After the events of Hellbound: Hellraiser II, the Pinhead Entity has been bound to the Pillar of Souls, while his host, Captain Elliot Spencer, has been left adrift in limbo. While (trying) to cover a story at a New York City hospital, reporter Joey Summerskill meets a young girl named Terry who has taken possession of a certain puzzle box. Joey follows Terry back to a club called the Boiler Room and meets the club’s owner, a jerk named J.P. who loves the pleasures of life but can never get enough. Luckily for J.P., he’s an art collector and has taken possession of the Pillar of Souls.
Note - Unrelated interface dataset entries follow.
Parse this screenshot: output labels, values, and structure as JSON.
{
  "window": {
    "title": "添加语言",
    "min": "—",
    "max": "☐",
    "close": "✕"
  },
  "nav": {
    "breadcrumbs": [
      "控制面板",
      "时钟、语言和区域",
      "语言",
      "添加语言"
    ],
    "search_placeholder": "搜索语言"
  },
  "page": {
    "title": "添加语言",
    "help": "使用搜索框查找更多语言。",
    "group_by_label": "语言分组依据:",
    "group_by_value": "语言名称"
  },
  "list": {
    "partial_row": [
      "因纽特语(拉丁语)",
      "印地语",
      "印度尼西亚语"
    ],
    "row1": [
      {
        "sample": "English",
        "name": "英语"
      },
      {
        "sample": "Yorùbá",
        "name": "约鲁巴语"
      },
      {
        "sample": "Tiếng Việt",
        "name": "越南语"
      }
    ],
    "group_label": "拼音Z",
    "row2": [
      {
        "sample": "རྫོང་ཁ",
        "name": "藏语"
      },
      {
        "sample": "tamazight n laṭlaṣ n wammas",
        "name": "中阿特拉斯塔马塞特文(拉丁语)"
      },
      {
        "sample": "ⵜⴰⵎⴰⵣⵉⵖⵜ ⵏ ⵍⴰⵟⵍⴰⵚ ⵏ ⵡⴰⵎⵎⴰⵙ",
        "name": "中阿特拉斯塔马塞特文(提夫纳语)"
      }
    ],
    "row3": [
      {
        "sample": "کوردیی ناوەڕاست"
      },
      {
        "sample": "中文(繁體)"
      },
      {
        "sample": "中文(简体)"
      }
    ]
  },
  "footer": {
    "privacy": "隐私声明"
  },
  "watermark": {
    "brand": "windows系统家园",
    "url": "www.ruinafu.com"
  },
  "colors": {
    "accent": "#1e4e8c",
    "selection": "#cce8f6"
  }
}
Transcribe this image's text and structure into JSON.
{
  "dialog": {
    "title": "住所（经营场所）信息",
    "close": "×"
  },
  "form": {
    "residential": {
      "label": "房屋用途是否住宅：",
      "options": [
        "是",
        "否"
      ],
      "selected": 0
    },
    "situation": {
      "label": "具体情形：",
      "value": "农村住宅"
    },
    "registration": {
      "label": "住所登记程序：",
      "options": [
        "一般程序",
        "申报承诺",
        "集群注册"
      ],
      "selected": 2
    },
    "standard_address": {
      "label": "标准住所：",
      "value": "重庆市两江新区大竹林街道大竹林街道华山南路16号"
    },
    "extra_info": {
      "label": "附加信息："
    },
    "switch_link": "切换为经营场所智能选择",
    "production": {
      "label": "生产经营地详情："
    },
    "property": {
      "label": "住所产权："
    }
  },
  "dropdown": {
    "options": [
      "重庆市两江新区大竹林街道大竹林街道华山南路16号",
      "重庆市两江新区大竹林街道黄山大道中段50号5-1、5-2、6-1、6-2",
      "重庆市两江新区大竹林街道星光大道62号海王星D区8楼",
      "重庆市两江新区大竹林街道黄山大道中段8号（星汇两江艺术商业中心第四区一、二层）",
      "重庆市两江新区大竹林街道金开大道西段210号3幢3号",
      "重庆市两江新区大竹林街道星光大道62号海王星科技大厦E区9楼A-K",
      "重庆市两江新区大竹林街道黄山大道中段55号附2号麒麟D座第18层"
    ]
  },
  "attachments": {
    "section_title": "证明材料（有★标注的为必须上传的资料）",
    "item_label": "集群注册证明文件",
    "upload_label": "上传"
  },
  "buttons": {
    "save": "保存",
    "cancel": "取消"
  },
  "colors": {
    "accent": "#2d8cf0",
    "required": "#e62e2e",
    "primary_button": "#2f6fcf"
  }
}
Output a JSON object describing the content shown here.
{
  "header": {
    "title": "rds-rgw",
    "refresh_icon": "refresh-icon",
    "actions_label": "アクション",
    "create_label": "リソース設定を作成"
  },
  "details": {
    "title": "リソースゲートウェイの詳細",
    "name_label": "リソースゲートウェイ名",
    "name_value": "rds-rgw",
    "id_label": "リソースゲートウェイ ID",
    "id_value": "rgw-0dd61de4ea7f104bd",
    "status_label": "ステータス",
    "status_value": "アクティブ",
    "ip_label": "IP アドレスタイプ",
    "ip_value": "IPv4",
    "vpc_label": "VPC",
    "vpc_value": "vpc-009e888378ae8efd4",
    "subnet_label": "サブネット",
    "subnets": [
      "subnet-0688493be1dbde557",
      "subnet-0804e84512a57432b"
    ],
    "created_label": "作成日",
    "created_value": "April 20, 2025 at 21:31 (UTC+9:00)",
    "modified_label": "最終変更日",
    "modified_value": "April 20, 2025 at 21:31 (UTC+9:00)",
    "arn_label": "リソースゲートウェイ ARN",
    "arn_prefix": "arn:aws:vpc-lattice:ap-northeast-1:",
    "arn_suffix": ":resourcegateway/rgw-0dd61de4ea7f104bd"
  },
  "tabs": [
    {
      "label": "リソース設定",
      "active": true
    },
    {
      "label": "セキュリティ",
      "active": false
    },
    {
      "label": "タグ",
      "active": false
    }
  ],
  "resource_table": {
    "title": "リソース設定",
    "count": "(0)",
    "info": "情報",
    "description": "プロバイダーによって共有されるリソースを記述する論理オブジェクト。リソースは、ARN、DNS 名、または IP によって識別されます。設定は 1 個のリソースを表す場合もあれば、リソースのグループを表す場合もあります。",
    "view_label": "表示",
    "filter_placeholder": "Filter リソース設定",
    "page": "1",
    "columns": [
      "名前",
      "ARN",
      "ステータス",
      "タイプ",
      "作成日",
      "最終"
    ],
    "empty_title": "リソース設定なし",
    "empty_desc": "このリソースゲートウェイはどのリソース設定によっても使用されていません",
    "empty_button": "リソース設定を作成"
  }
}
Pinhead uses J.P. to escape his prison, and now that he’s free from the Leviathan’s rules, Pinhead is prepared to bring Hell to Earth. Joey is the only one who has the power to stop him, but unlocking the secrets of the Lament Configuration won’t be easy.
The overall story sounds good in summary format, but the movie-itself doesn’t live up to its own potential. The acting in this film is utterly diabolical, with Joey and Terry being phenomenally inept at the art. However, Joey’s cameraman is the worst of the lot, delivering his lines with the subtlety of somebody reading off of cue-cards. On the bright side, Ashley Laurence reprises her role as Kirsty for a brief cameo. The direction also lacks the dreamy, surreal atmosphere present in the previous two films and instead goes for the loud, in-your-face rock & roll approach. The haunting theme from the previous movies is still present but seems completely out of place within this hackneyed, run-of-the-mill slasher film.
Doug Bradley is one of the few redeeming elements of the film, with Pinhead being practically the only good character Hellraiser III has to offer. The Pinhead Entity, free from Spencer’s presence, has a very different personality than in the earlier installments. He screams and laughs quite a bit, and at times comes off like a bad Freddy Krueger. Never-the-less, when Pinhead isn’t going off the deep end, he delivers some very memorable dialogue. Many of his best lines stem from this film. Despite the occasional moments of very poor direction, Doug Bradley brings Pinhead to life just as perfectly as he does in any other installment.
The Cenobites in this film are a total joke, regarded as the most ridiculous ones in the entire series. You’ve got CD, a guy with CDs jammed in his skull, who hurls the razor-sharp disks at people like ninja shurikens. There’s Barbie, a guy covered in barbed wire who bursts through brick walls like the Kool-Aid Man and breaths fire. Camerahead…a guy with a camera in his head and zero acting skills. Then there’s two more who show up at the very end; I won’t ruin their identities for you but I’ll assure you that they’re just as lame as the three mentioned above.
Regrettably, Hellraiser III is an essential installment in the franchise’s overall story, and can’t be skipped without resulting in some major confusion while watching Bloodline. You just kind of have to suffer through it. Hellraiser III gets a D-. It’s a terrible stain on the Hellraiser mythos and the worst film in the franchise.